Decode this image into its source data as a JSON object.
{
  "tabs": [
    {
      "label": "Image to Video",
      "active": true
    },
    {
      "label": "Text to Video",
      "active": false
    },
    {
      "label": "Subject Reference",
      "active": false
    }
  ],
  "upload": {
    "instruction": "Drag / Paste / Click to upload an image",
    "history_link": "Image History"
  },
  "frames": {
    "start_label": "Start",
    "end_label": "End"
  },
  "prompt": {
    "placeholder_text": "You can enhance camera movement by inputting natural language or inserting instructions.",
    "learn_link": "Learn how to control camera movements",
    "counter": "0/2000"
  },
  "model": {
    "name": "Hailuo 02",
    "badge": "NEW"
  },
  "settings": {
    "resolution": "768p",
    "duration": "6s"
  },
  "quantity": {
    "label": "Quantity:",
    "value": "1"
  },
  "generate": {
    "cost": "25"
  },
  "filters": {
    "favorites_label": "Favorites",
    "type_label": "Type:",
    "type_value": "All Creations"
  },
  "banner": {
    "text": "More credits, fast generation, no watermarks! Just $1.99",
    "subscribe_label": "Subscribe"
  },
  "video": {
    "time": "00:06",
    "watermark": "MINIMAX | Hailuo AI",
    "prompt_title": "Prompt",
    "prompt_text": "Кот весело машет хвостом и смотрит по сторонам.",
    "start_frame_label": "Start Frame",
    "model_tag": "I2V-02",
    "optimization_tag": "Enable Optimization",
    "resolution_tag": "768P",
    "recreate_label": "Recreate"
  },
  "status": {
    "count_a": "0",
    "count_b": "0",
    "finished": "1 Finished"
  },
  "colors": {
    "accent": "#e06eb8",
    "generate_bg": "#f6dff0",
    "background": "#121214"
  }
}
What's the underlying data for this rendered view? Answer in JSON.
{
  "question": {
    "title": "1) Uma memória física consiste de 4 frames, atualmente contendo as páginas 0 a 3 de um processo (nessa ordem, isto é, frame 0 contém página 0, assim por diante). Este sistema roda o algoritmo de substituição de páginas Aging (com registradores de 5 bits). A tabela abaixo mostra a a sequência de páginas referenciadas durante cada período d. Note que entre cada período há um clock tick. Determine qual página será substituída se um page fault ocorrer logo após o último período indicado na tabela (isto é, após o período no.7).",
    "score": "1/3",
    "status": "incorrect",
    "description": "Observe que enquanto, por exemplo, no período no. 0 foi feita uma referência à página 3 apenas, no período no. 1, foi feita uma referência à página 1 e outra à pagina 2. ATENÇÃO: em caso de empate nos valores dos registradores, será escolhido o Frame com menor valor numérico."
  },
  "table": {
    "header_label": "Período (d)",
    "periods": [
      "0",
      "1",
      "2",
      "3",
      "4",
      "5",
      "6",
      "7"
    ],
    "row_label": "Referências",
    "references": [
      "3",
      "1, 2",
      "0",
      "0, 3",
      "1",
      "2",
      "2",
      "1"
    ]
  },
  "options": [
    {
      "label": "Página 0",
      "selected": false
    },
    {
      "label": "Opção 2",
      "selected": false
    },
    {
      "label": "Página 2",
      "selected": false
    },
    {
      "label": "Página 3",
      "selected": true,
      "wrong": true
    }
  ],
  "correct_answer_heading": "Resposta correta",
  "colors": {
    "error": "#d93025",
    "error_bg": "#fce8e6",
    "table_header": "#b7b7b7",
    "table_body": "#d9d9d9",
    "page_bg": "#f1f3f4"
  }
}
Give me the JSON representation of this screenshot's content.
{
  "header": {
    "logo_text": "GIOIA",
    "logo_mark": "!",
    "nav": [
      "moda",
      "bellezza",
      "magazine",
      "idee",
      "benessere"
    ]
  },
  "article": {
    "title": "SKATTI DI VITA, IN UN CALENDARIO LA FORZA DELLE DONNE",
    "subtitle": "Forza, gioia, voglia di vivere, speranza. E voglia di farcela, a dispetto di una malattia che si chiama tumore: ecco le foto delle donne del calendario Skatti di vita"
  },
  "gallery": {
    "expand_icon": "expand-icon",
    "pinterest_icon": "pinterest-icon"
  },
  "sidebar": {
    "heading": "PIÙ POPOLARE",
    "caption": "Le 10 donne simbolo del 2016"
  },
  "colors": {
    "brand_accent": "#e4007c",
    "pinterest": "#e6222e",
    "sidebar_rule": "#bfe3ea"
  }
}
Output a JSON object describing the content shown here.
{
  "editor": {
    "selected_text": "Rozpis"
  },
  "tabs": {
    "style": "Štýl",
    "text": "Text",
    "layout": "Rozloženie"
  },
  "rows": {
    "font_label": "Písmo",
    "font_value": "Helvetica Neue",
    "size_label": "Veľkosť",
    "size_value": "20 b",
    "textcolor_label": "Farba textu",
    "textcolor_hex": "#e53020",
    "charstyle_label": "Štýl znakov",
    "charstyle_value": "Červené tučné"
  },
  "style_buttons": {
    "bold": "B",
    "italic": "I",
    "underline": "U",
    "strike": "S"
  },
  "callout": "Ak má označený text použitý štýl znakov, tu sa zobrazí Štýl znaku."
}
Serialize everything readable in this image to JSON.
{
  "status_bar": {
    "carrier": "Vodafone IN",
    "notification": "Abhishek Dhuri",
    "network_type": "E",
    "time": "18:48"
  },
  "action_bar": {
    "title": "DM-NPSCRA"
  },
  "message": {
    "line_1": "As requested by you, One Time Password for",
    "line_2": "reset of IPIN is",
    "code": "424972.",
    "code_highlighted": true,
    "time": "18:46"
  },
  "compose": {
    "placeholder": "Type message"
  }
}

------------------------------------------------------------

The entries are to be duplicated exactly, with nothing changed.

● Solution to the problem:
Decode this image into its source data as a JSON object.
{
  "tabs": [
    {
      "label": "Image to Video",
      "active": true
    },
    {
      "label": "Text to Video",
      "active": false
    },
    {
      "label": "Subject Reference",
      "active": false
    }
  ],
  "upload": {
    "instruction": "Drag / Paste / Click to upload an image",
    "history_link": "Image History"
  },
  "frames": {
    "start_label": "Start",
    "end_label": "End"
  },
  "prompt": {
    "placeholder_text": "You can enhance camera movement by inputting natural language or inserting instructions.",
    "learn_link": "Learn how to control camera movements",
    "counter": "0/2000"
  },
  "model": {
    "name": "Hailuo 02",
    "badge": "NEW"
  },
  "settings": {
    "resolution": "768p",
    "duration": "6s"
  },
  "quantity": {
    "label": "Quantity:",
    "value": "1"
  },
  "generate": {
    "cost": "25"
  },
  "filters": {
    "favorites_label": "Favorites",
    "type_label": "Type:",
    "type_value": "All Creations"
  },
  "banner": {
    "text": "More credits, fast generation, no watermarks! Just $1.99",
    "subscribe_label": "Subscribe"
  },
  "video": {
    "time": "00:06",
    "watermark": "MINIMAX | Hailuo AI",
    "prompt_title": "Prompt",
    "prompt_text": "Кот весело машет хвостом и смотрит по сторонам.",
    "start_frame_label": "Start Frame",
    "model_tag": "I2V-02",
    "optimization_tag": "Enable Optimization",
    "resolution_tag": "768P",
    "recreate_label": "Recreate"
  },
  "status": {
    "count_a": "0",
    "count_b": "0",
    "finished": "1 Finished"
  },
  "colors": {
    "accent": "#e06eb8",
    "generate_bg": "#f6dff0",
    "background": "#121214"
  }
}
What's the underlying data for this rendered view? Answer in JSON.
{
  "question": {
    "title": "1) Uma memória física consiste de 4 frames, atualmente contendo as páginas 0 a 3 de um processo (nessa ordem, isto é, frame 0 contém página 0, assim por diante). Este sistema roda o algoritmo de substituição de páginas Aging (com registradores de 5 bits). A tabela abaixo mostra a a sequência de páginas referenciadas durante cada período d. Note que entre cada período há um clock tick. Determine qual página será substituída se um page fault ocorrer logo após o último período indicado na tabela (isto é, após o período no.7).",
    "score": "1/3",
    "status": "incorrect",
    "description": "Observe que enquanto, por exemplo, no período no. 0 foi feita uma referência à página 3 apenas, no período no. 1, foi feita uma referência à página 1 e outra à pagina 2. ATENÇÃO: em caso de empate nos valores dos registradores, será escolhido o Frame com menor valor numérico."
  },
  "table": {
    "header_label": "Período (d)",
    "periods": [
      "0",
      "1",
      "2",
      "3",
      "4",
      "5",
      "6",
      "7"
    ],
    "row_label": "Referências",
    "references": [
      "3",
      "1, 2",
      "0",
      "0, 3",
      "1",
      "2",
      "2",
      "1"
    ]
  },
  "options": [
    {
      "label": "Página 0",
      "selected": false
    },
    {
      "label": "Opção 2",
      "selected": false
    },
    {
      "label": "Página 2",
      "selected": false
    },
    {
      "label": "Página 3",
      "selected": true,
      "wrong": true
    }
  ],
  "correct_answer_heading": "Resposta correta",
  "colors": {
    "error": "#d93025",
    "error_bg": "#fce8e6",
    "table_header": "#b7b7b7",
    "table_body": "#d9d9d9",
    "page_bg": "#f1f3f4"
  }
}
Give me the JSON representation of this screenshot's content.
{
  "header": {
    "logo_text": "GIOIA",
    "logo_mark": "!",
    "nav": [
      "moda",
      "bellezza",
      "magazine",
      "idee",
      "benessere"
    ]
  },
  "article": {
    "title": "SKATTI DI VITA, IN UN CALENDARIO LA FORZA DELLE DONNE",
    "subtitle": "Forza, gioia, voglia di vivere, speranza. E voglia di farcela, a dispetto di una malattia che si chiama tumore: ecco le foto delle donne del calendario Skatti di vita"
  },
  "gallery": {
    "expand_icon": "expand-icon",
    "pinterest_icon": "pinterest-icon"
  },
  "sidebar": {
    "heading": "PIÙ POPOLARE",
    "caption": "Le 10 donne simbolo del 2016"
  },
  "colors": {
    "brand_accent": "#e4007c",
    "pinterest": "#e6222e",
    "sidebar_rule": "#bfe3ea"
  }
}
Output a JSON object describing the content shown here.
{
  "editor": {
    "selected_text": "Rozpis"
  },
  "tabs": {
    "style": "Štýl",
    "text": "Text",
    "layout": "Rozloženie"
  },
  "rows": {
    "font_label": "Písmo",
    "font_value": "Helvetica Neue",
    "size_label": "Veľkosť",
    "size_value": "20 b",
    "textcolor_label": "Farba textu",
    "textcolor_hex": "#e53020",
    "charstyle_label": "Štýl znakov",
    "charstyle_value": "Červené tučné"
  },
  "style_buttons": {
    "bold": "B",
    "italic": "I",
    "underline": "U",
    "strike": "S"
  },
  "callout": "Ak má označený text použitý štýl znakov, tu sa zobrazí Štýl znaku."
}
Serialize everything readable in this image to JSON.
{
  "status_bar": {
    "carrier": "Vodafone IN",
    "notification": "Abhishek Dhuri",
    "network_type": "E",
    "time": "18:48"
  },
  "action_bar": {
    "title": "DM-NPSCRA"
  },
  "message": {
    "line_1": "As requested by you, One Time Password for",
    "line_2": "reset of IPIN is",
    "code": "424972.",
    "code_highlighted": true,
    "time": "18:46"
  },
  "compose": {
    "placeholder": "Type message"
  }
}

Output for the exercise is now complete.